• **RECORD EXTRACTS**
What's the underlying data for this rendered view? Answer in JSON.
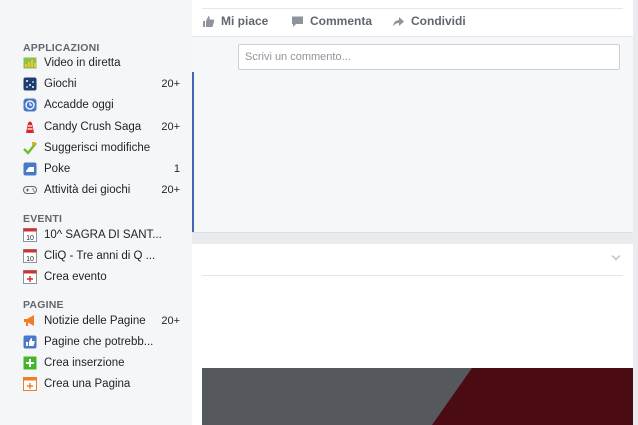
{
  "sidebar": {
    "apps": {
      "title": "APPLICAZIONI",
      "items": [
        {
          "label": "Video in diretta",
          "count": "",
          "icon": "live-video-icon"
        },
        {
          "label": "Giochi",
          "count": "20+",
          "icon": "games-icon"
        },
        {
          "label": "Accadde oggi",
          "count": "",
          "icon": "on-this-day-icon"
        },
        {
          "label": "Candy Crush Saga",
          "count": "20+",
          "icon": "candy-icon"
        },
        {
          "label": "Suggerisci modifiche",
          "count": "",
          "icon": "pencil-icon"
        },
        {
          "label": "Poke",
          "count": "1",
          "icon": "poke-icon"
        },
        {
          "label": "Attività dei giochi",
          "count": "20+",
          "icon": "gamepad-icon"
        }
      ]
    },
    "events": {
      "title": "EVENTI",
      "items": [
        {
          "label": "10^ SAGRA DI SANT...",
          "icon": "calendar-icon"
        },
        {
          "label": "CliQ - Tre anni di Q ...",
          "icon": "calendar-icon"
        },
        {
          "label": "Crea evento",
          "icon": "create-event-icon"
        }
      ]
    },
    "pages": {
      "title": "PAGINE",
      "items": [
        {
          "label": "Notizie delle Pagine",
          "count": "20+",
          "icon": "megaphone-icon"
        },
        {
          "label": "Pagine che potrebb...",
          "count": "",
          "icon": "like-page-icon"
        },
        {
          "label": "Crea inserzione",
          "count": "",
          "icon": "plus-icon"
        },
        {
          "label": "Crea una Pagina",
          "count": "",
          "icon": "create-page-icon"
        }
      ]
    }
  },
  "post": {
    "actions": {
      "like": "Mi piace",
      "comment": "Commenta",
      "share": "Condividi"
    },
    "comment_placeholder": "Scrivi un commento..."
  },
  "colors": {
    "accent": "#4267b2",
    "image_gray": "#55585d",
    "image_red": "#4a0c12"
  }
}
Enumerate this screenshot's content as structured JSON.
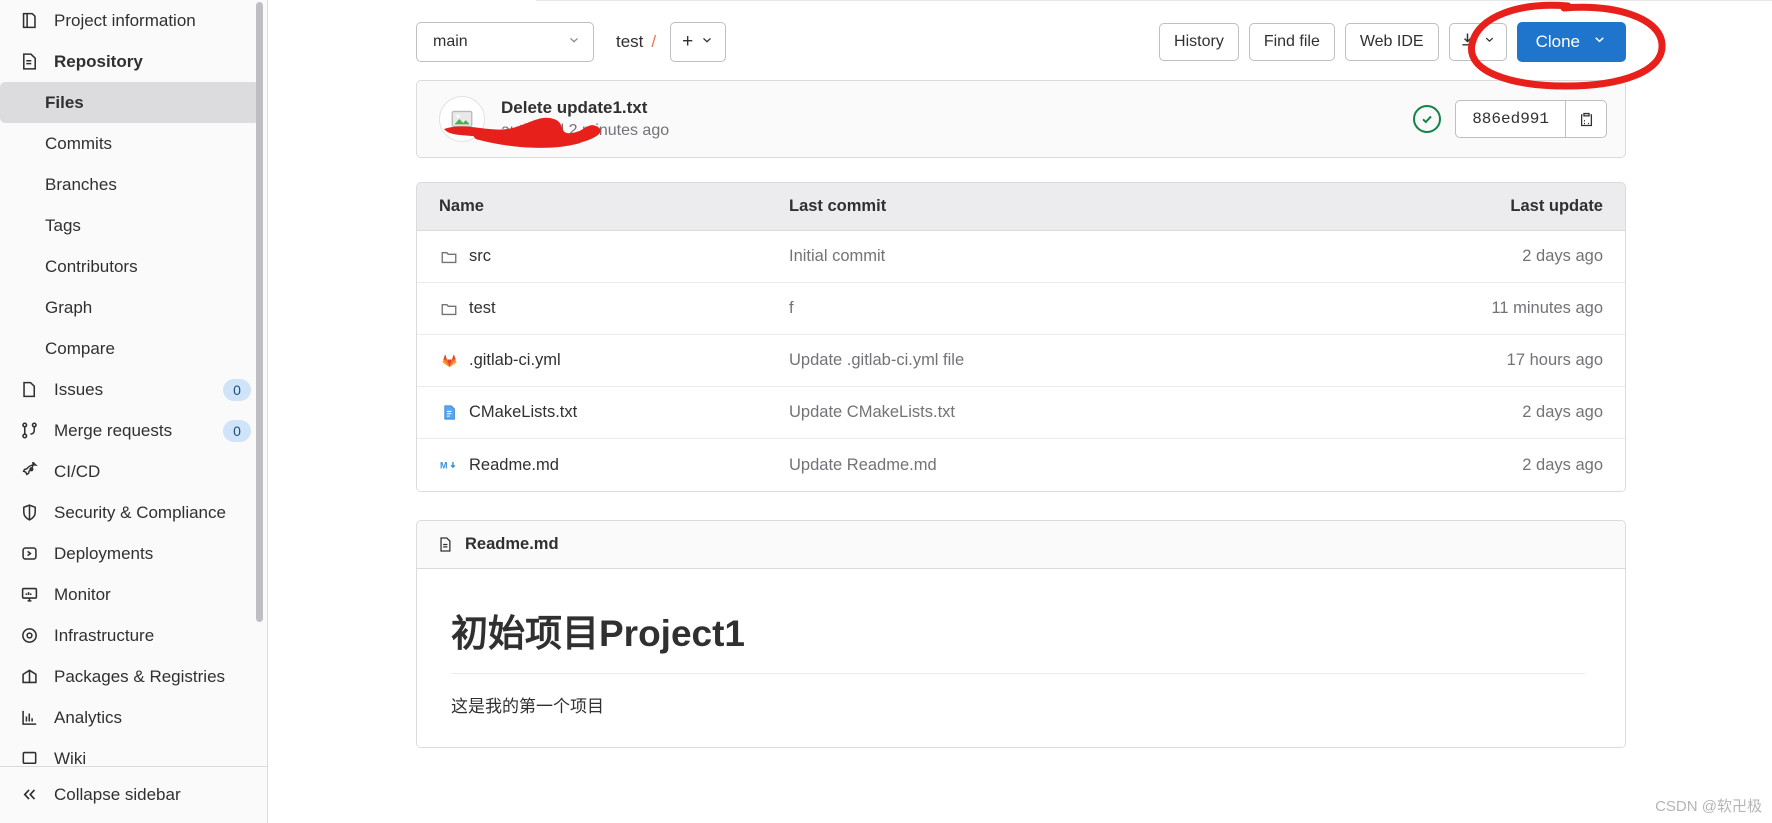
{
  "sidebar": {
    "items": [
      {
        "label": "Project information",
        "icon": "project-information-icon",
        "type": "top"
      },
      {
        "label": "Repository",
        "icon": "repository-icon",
        "type": "top-bold"
      },
      {
        "label": "Files",
        "icon": "",
        "type": "sub-active"
      },
      {
        "label": "Commits",
        "icon": "",
        "type": "sub"
      },
      {
        "label": "Branches",
        "icon": "",
        "type": "sub"
      },
      {
        "label": "Tags",
        "icon": "",
        "type": "sub"
      },
      {
        "label": "Contributors",
        "icon": "",
        "type": "sub"
      },
      {
        "label": "Graph",
        "icon": "",
        "type": "sub"
      },
      {
        "label": "Compare",
        "icon": "",
        "type": "sub"
      },
      {
        "label": "Issues",
        "icon": "issues-icon",
        "type": "top",
        "badge": "0"
      },
      {
        "label": "Merge requests",
        "icon": "merge-requests-icon",
        "type": "top",
        "badge": "0"
      },
      {
        "label": "CI/CD",
        "icon": "rocket-icon",
        "type": "top"
      },
      {
        "label": "Security & Compliance",
        "icon": "shield-icon",
        "type": "top"
      },
      {
        "label": "Deployments",
        "icon": "deployments-icon",
        "type": "top"
      },
      {
        "label": "Monitor",
        "icon": "monitor-icon",
        "type": "top"
      },
      {
        "label": "Infrastructure",
        "icon": "infrastructure-icon",
        "type": "top"
      },
      {
        "label": "Packages & Registries",
        "icon": "package-icon",
        "type": "top"
      },
      {
        "label": "Analytics",
        "icon": "analytics-icon",
        "type": "top"
      },
      {
        "label": "Wiki",
        "icon": "wiki-icon",
        "type": "top"
      }
    ],
    "collapse_label": "Collapse sidebar"
  },
  "toolbar": {
    "branch": "main",
    "breadcrumb_path": "test",
    "breadcrumb_separator": "/",
    "add_label": "+",
    "history_label": "History",
    "find_file_label": "Find file",
    "web_ide_label": "Web IDE",
    "clone_label": "Clone"
  },
  "commit": {
    "title": "Delete update1.txt",
    "meta": "authored 2 minutes ago",
    "sha": "886ed991",
    "pipeline_status": "passed"
  },
  "files": {
    "columns": {
      "name": "Name",
      "last_commit": "Last commit",
      "last_update": "Last update"
    },
    "rows": [
      {
        "name": "src",
        "icon": "folder-icon",
        "last_commit": "Initial commit",
        "last_update": "2 days ago"
      },
      {
        "name": "test",
        "icon": "folder-icon",
        "last_commit": "f",
        "last_update": "11 minutes ago"
      },
      {
        "name": ".gitlab-ci.yml",
        "icon": "gitlab-icon",
        "last_commit": "Update .gitlab-ci.yml file",
        "last_update": "17 hours ago"
      },
      {
        "name": "CMakeLists.txt",
        "icon": "text-file-icon",
        "last_commit": "Update CMakeLists.txt",
        "last_update": "2 days ago"
      },
      {
        "name": "Readme.md",
        "icon": "markdown-icon",
        "last_commit": "Update Readme.md",
        "last_update": "2 days ago"
      }
    ]
  },
  "readme": {
    "filename": "Readme.md",
    "heading": "初始项目Project1",
    "paragraph": "这是我的第一个项目"
  },
  "watermark": "CSDN @软卍极",
  "colors": {
    "accent": "#1f75cb",
    "annotation": "#e8201b",
    "success": "#108548",
    "badge_bg": "#cfe3f9",
    "sidebar_bg": "#fafafa",
    "active_bg": "#dcdcde"
  }
}
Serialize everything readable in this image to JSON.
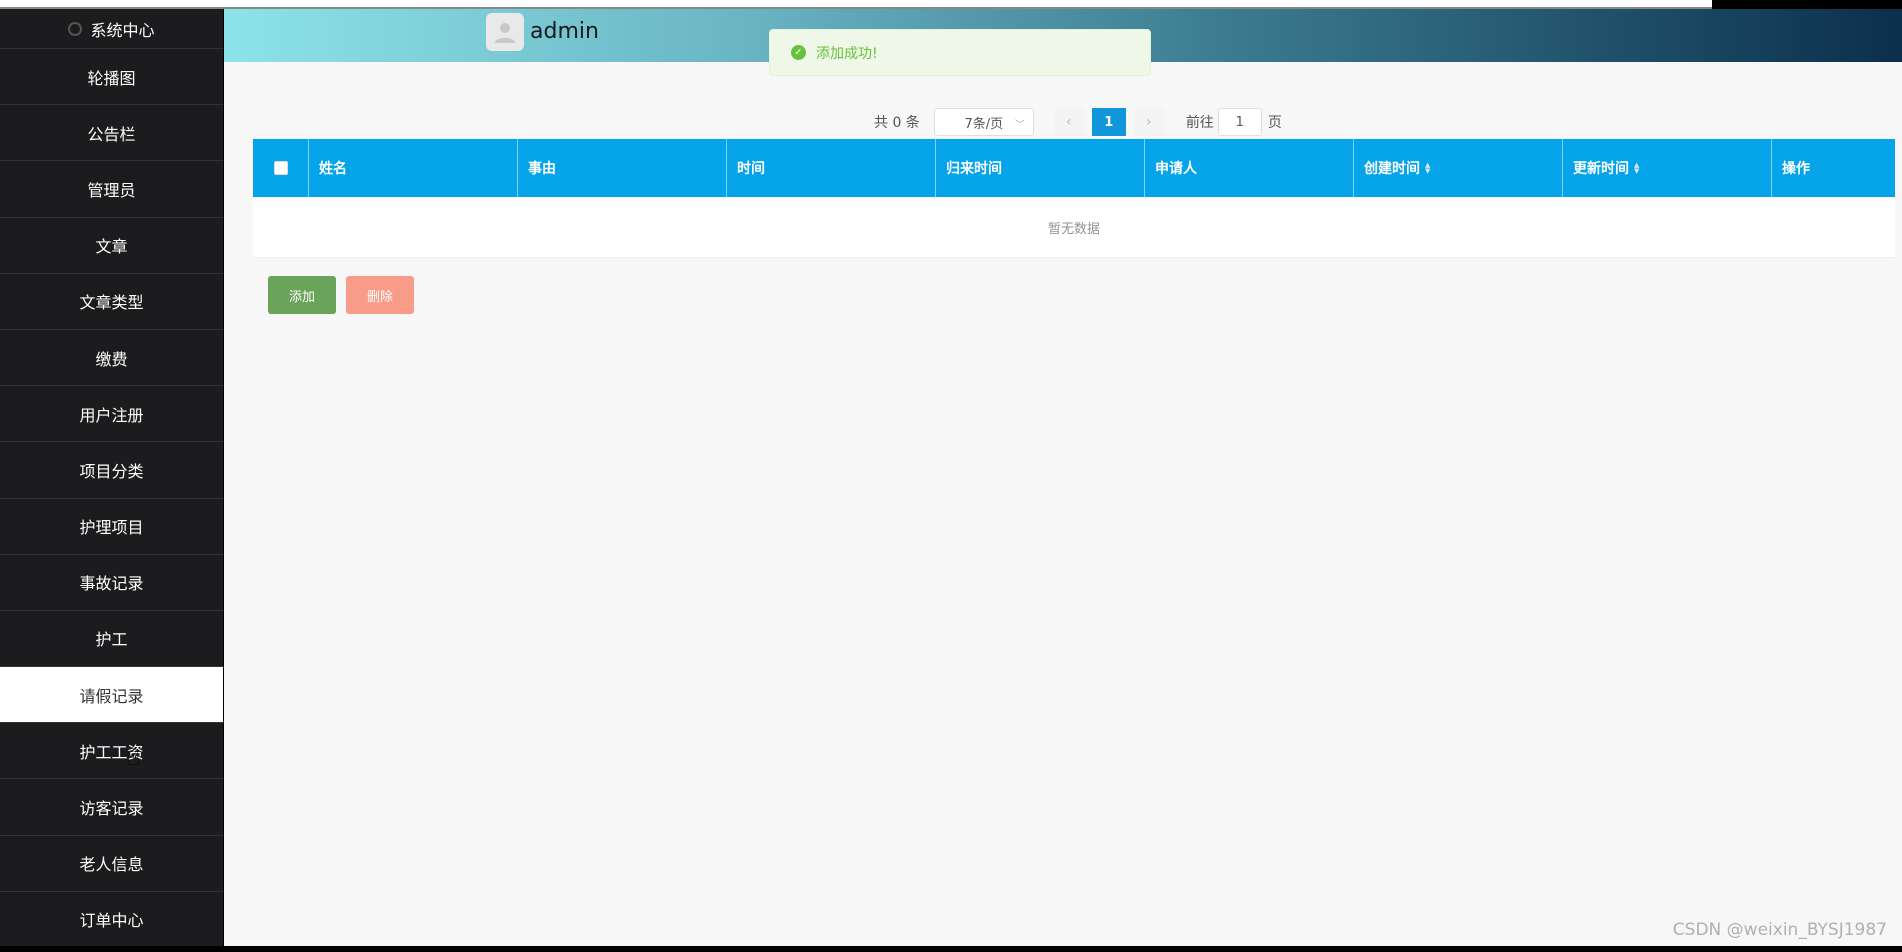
{
  "header": {
    "username": "admin"
  },
  "sidebar": {
    "items": [
      {
        "label": "系统中心",
        "first": true
      },
      {
        "label": "轮播图"
      },
      {
        "label": "公告栏"
      },
      {
        "label": "管理员"
      },
      {
        "label": "文章"
      },
      {
        "label": "文章类型"
      },
      {
        "label": "缴费"
      },
      {
        "label": "用户注册"
      },
      {
        "label": "项目分类"
      },
      {
        "label": "护理项目"
      },
      {
        "label": "事故记录"
      },
      {
        "label": "护工"
      },
      {
        "label": "请假记录",
        "active": true
      },
      {
        "label": "护工工资"
      },
      {
        "label": "访客记录"
      },
      {
        "label": "老人信息"
      },
      {
        "label": "订单中心"
      }
    ]
  },
  "toast": {
    "message": "添加成功!"
  },
  "pager": {
    "total": "共 0 条",
    "page_size": "7条/页",
    "current_page": "1",
    "goto_label": "前往",
    "goto_value": "1",
    "goto_suffix": "页"
  },
  "table": {
    "columns": [
      "姓名",
      "事由",
      "时间",
      "归来时间",
      "申请人",
      "创建时间",
      "更新时间",
      "操作"
    ],
    "empty_text": "暂无数据"
  },
  "actions": {
    "add_label": "添加",
    "delete_label": "删除"
  },
  "watermark": "CSDN @weixin_BYSJ1987",
  "colors": {
    "primary": "#05a4ea",
    "success": "#67c23a",
    "add": "#6aa35a",
    "delete": "#f89c89"
  }
}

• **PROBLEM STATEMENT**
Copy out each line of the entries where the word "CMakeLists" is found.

• **WRITTEN ANSWER**
        "name": "CMakeLists.txt",
        "last_commit": "Update CMakeLists.txt",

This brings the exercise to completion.